From the first line to the last, reproduce the records exactly as they appear below.

☆ ☆ ☆ ☆ ☆

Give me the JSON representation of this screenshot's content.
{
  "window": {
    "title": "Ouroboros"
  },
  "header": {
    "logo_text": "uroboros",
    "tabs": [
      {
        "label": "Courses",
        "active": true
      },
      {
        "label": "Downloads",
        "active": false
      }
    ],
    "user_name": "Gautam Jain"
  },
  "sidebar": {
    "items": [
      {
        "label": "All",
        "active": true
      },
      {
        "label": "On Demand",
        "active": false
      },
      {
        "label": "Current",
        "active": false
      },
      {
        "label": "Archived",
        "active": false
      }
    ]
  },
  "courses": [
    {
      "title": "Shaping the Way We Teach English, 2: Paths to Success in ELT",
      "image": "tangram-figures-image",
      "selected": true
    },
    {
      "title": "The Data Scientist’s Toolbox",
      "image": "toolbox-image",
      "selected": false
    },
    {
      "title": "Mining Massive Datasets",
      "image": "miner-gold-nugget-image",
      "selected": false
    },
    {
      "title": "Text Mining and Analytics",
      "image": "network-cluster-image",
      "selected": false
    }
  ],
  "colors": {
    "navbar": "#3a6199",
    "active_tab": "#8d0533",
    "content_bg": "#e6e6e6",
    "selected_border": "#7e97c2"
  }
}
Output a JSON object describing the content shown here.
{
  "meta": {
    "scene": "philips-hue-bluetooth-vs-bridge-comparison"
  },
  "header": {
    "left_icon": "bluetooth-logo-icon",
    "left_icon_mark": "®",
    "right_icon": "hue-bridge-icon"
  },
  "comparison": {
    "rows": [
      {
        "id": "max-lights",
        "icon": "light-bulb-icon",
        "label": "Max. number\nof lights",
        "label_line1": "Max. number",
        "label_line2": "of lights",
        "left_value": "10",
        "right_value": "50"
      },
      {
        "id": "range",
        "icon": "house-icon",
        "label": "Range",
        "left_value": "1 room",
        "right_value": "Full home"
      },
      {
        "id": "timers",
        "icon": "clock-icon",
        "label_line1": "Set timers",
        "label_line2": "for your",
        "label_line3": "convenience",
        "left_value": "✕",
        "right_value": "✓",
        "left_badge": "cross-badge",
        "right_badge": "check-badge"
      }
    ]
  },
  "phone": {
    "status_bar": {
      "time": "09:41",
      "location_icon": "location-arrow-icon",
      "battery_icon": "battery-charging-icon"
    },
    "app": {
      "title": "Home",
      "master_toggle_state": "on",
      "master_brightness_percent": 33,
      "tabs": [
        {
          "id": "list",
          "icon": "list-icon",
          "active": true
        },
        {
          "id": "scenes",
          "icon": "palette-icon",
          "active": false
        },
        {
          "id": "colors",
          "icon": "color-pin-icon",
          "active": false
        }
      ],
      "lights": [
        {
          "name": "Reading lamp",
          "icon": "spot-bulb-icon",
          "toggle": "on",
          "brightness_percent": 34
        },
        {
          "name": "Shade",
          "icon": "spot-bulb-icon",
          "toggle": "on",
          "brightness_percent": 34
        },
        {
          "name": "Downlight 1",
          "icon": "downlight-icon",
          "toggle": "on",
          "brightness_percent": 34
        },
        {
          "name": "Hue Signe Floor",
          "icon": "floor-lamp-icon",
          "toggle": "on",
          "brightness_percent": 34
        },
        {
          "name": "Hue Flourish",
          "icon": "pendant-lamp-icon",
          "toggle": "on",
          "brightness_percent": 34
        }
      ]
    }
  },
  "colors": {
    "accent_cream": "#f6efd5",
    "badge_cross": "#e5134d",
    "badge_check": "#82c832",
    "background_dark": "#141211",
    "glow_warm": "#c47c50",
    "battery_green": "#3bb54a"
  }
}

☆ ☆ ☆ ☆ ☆

- Response area:
Give me the JSON representation of this screenshot's content.
{
  "window": {
    "title": "Ouroboros"
  },
  "header": {
    "logo_text": "uroboros",
    "tabs": [
      {
        "label": "Courses",
        "active": true
      },
      {
        "label": "Downloads",
        "active": false
      }
    ],
    "user_name": "Gautam Jain"
  },
  "sidebar": {
    "items": [
      {
        "label": "All",
        "active": true
      },
      {
        "label": "On Demand",
        "active": false
      },
      {
        "label": "Current",
        "active": false
      },
      {
        "label": "Archived",
        "active": false
      }
    ]
  },
  "courses": [
    {
      "title": "Shaping the Way We Teach English, 2: Paths to Success in ELT",
      "image": "tangram-figures-image",
      "selected": true
    },
    {
      "title": "The Data Scientist’s Toolbox",
      "image": "toolbox-image",
      "selected": false
    },
    {
      "title": "Mining Massive Datasets",
      "image": "miner-gold-nugget-image",
      "selected": false
    },
    {
      "title": "Text Mining and Analytics",
      "image": "network-cluster-image",
      "selected": false
    }
  ],
  "colors": {
    "navbar": "#3a6199",
    "active_tab": "#8d0533",
    "content_bg": "#e6e6e6",
    "selected_border": "#7e97c2"
  }
}
Output a JSON object describing the content shown here.
{
  "meta": {
    "scene": "philips-hue-bluetooth-vs-bridge-comparison"
  },
  "header": {
    "left_icon": "bluetooth-logo-icon",
    "left_icon_mark": "®",
    "right_icon": "hue-bridge-icon"
  },
  "comparison": {
    "rows": [
      {
        "id": "max-lights",
        "icon": "light-bulb-icon",
        "label": "Max. number\nof lights",
        "label_line1": "Max. number",
        "label_line2": "of lights",
        "left_value": "10",
        "right_value": "50"
      },
      {
        "id": "range",
        "icon": "house-icon",
        "label": "Range",
        "left_value": "1 room",
        "right_value": "Full home"
      },
      {
        "id": "timers",
        "icon": "clock-icon",
        "label_line1": "Set timers",
        "label_line2": "for your",
        "label_line3": "convenience",
        "left_value": "✕",
        "right_value": "✓",
        "left_badge": "cross-badge",
        "right_badge": "check-badge"
      }
    ]
  },
  "phone": {
    "status_bar": {
      "time": "09:41",
      "location_icon": "location-arrow-icon",
      "battery_icon": "battery-charging-icon"
    },
    "app": {
      "title": "Home",
      "master_toggle_state": "on",
      "master_brightness_percent": 33,
      "tabs": [
        {
          "id": "list",
          "icon": "list-icon",
          "active": true
        },
        {
          "id": "scenes",
          "icon": "palette-icon",
          "active": false
        },
        {
          "id": "colors",
          "icon": "color-pin-icon",
          "active": false
        }
      ],
      "lights": [
        {
          "name": "Reading lamp",
          "icon": "spot-bulb-icon",
          "toggle": "on",
          "brightness_percent": 34
        },
        {
          "name": "Shade",
          "icon": "spot-bulb-icon",
          "toggle": "on",
          "brightness_percent": 34
        },
        {
          "name": "Downlight 1",
          "icon": "downlight-icon",
          "toggle": "on",
          "brightness_percent": 34
        },
        {
          "name": "Hue Signe Floor",
          "icon": "floor-lamp-icon",
          "toggle": "on",
          "brightness_percent": 34
        },
        {
          "name": "Hue Flourish",
          "icon": "pendant-lamp-icon",
          "toggle": "on",
          "brightness_percent": 34
        }
      ]
    }
  },
  "colors": {
    "accent_cream": "#f6efd5",
    "badge_cross": "#e5134d",
    "badge_check": "#82c832",
    "background_dark": "#141211",
    "glow_warm": "#c47c50",
    "battery_green": "#3bb54a"
  }
}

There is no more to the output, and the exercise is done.